Belsomra is a Schedule IV controlled substance, which carries a low risk of misuse or addiction. However, people who have had problems with alcohol or drug misuse may be more likely to misuse Belsomra. They also may be more likely to develop an addiction to it.
Dependence and withdrawal
With dependence, a person’s body needs a substance or drug to function as usual. Clinical studies of Belsomra didn’t show evidence of dependence.
The same studies showed no evidence of withdrawal when people stopped taking Belsomra. Withdrawal is uncomfortable symptoms that happen when you suddenly stop a drug.

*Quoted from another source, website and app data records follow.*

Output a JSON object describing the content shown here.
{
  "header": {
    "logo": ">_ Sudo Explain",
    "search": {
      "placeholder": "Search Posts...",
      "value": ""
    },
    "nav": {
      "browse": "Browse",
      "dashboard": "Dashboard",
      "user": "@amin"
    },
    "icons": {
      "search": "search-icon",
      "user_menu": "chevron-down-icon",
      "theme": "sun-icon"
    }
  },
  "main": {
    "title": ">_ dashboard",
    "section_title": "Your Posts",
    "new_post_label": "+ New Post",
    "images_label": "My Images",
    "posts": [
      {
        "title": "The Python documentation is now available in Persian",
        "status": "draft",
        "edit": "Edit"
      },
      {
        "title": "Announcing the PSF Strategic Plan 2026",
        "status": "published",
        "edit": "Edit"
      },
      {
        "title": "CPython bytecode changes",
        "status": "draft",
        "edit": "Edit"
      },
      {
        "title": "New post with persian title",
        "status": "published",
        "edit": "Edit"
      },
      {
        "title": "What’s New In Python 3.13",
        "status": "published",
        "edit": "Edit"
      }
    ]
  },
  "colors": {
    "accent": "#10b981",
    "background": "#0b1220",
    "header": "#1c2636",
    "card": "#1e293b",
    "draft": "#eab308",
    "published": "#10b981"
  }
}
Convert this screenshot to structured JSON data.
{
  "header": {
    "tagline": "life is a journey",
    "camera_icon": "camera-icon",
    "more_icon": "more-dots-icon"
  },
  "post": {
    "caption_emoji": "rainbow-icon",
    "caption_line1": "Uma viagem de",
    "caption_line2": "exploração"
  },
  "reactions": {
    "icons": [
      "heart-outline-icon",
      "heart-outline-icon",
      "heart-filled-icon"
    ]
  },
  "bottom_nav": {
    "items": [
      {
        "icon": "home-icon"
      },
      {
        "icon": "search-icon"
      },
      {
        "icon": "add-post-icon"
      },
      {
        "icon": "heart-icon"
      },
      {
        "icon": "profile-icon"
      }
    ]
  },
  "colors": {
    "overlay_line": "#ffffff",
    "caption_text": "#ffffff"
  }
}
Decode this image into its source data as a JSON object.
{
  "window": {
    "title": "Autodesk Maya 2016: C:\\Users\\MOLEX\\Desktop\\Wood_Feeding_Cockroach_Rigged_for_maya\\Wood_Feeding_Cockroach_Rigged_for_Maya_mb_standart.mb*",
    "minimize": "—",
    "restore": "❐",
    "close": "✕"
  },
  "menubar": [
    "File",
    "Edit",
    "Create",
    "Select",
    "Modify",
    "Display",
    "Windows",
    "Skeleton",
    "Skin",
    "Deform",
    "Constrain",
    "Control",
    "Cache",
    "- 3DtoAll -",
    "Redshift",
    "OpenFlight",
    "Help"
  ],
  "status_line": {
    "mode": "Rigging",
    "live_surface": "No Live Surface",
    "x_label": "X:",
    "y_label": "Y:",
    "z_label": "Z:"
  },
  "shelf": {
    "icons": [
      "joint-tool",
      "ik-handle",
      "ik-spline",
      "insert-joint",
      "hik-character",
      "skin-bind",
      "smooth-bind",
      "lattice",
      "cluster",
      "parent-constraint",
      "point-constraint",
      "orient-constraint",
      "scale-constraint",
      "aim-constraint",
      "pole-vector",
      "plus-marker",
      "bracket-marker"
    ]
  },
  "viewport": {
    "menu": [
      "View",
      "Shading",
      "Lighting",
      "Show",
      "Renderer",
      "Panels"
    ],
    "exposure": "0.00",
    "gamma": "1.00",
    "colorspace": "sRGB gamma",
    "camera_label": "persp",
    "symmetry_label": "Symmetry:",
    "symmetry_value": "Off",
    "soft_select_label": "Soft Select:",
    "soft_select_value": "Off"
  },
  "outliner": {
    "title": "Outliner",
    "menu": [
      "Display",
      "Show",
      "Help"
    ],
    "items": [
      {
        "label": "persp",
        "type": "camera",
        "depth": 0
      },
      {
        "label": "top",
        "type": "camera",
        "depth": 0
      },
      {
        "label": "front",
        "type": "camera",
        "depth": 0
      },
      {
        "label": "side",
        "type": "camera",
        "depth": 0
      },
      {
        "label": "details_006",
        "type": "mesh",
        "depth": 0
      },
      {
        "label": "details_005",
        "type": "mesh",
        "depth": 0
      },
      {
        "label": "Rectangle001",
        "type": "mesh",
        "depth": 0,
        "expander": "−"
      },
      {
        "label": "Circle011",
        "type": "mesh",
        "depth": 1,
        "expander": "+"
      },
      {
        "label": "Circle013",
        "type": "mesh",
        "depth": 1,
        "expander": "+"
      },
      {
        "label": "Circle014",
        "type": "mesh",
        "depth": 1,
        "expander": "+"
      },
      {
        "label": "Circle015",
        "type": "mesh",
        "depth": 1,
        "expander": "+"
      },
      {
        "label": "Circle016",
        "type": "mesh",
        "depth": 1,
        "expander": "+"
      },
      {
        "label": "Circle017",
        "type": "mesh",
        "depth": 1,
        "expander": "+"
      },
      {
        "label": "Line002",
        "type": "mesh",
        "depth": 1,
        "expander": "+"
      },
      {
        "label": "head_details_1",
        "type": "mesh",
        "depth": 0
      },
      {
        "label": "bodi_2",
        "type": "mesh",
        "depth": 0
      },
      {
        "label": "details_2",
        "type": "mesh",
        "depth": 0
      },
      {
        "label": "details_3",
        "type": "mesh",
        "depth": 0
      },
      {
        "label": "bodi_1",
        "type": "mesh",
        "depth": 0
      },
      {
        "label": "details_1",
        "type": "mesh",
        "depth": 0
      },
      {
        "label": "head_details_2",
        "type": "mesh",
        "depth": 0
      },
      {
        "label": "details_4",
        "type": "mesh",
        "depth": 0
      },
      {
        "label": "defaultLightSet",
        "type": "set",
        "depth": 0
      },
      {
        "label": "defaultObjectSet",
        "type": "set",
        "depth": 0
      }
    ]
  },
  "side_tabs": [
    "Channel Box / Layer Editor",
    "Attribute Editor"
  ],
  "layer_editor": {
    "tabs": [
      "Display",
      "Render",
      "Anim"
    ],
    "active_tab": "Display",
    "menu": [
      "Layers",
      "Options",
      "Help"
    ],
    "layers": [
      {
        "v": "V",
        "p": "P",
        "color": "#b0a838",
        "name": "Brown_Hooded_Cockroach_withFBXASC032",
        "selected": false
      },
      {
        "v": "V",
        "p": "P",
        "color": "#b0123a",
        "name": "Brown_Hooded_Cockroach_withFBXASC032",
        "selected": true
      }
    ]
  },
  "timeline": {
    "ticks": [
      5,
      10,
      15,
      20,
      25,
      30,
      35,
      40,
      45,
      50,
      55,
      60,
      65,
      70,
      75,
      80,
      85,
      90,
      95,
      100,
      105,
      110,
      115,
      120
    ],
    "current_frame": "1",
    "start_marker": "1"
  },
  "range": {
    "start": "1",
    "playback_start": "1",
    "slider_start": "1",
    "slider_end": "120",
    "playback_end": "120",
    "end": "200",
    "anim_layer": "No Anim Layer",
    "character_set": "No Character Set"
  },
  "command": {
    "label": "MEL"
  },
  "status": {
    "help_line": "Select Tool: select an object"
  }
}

This is because your body isn’t used to functioning without it.
If you have any concerns about taking Belsomra, be sure to talk with your doctor.
If you take more than the recommended dosage of Belsomra, serious effects can occur. Do not take more Belsomra than your doctor prescribes.
Symptoms of overdose
An overdose of Belsomra could cause you to become very sleepy or sleep for too long.
What to do in case of overdose
Call your doctor if you think you’ve taken too much of this drug. Also, you can call the American Association of Poison Control Centers at 800-222-1222 or use its online tool. However, if your symptoms are severe, call 911 or a local emergency number. Or go to the nearest emergency room right away.
Talk with your doctor or pharmacist for additional information about Belsomra’s dosage. The dosages presented in this article are typical dosages that the drug’s manufacturer provides. Your doctor will recommend the dosage of Belsomra that’s right for you and your condition. Always follow the dosage that your doctor prescribes for you.
As with any medications you’re taking, do not change your Belsomra dosage without a recommendation from your doctor.
In addition to discussing Belsomra with your doctor, you may find the following articles helpful in learning more.
- Overview of Belsomra. For comprehensive details on Belsomra, see this article.
- Drug comparisons. To learn how Belsomra compares with Dayvigo, read this article.
- Information on side effects. If you’d like to know about possible side effects of Belsomra, view this article.
- Details about insomnia. To learn more about insomnia, which Belsomra treats, see this article.
Disclaimer: Healthgrades has made every effort to make certain that all information is factually correct, comprehensive, and up to date. However, this article should not be used as a substitute for the knowledge and expertise of a licensed healthcare professional. You should always consult your doctor or another healthcare professional before taking any medication. The drug information contained herein is subject to change and is not intended to cover all possible uses, directions, precautions, warnings, drug interactions, allergic reactions, or adverse effects. The absence of warnings or other information for a given drug does not indicate that the drug or drug combination is safe, effective, or appropriate for all patients or all specific uses.